Segment Start: Excerpted records

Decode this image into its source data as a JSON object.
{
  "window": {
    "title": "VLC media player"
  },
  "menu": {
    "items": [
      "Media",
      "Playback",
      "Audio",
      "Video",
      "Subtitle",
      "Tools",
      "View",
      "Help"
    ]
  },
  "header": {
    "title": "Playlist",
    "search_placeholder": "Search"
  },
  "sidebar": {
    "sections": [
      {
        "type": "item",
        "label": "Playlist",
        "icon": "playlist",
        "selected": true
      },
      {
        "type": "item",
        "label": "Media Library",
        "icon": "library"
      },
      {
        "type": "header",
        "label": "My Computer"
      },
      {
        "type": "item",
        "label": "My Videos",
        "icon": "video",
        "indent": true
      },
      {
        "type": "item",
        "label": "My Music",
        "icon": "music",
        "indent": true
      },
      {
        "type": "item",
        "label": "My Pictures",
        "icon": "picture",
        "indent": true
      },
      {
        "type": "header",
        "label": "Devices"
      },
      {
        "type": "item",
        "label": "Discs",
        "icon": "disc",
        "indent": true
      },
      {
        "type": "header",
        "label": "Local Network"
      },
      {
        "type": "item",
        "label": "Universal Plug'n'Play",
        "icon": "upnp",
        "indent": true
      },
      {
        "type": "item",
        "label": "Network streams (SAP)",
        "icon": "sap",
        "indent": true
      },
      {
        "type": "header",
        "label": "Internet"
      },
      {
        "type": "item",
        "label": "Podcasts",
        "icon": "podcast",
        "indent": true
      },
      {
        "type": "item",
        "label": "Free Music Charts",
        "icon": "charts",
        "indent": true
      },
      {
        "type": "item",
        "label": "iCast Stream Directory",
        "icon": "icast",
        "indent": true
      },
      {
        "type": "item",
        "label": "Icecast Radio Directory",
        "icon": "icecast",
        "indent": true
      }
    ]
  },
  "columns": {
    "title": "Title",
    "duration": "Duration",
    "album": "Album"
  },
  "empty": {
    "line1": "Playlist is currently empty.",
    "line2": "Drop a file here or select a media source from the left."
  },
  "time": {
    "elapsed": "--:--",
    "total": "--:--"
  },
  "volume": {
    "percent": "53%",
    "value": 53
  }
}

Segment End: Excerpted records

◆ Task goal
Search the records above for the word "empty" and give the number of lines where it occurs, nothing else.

◆ Reply
2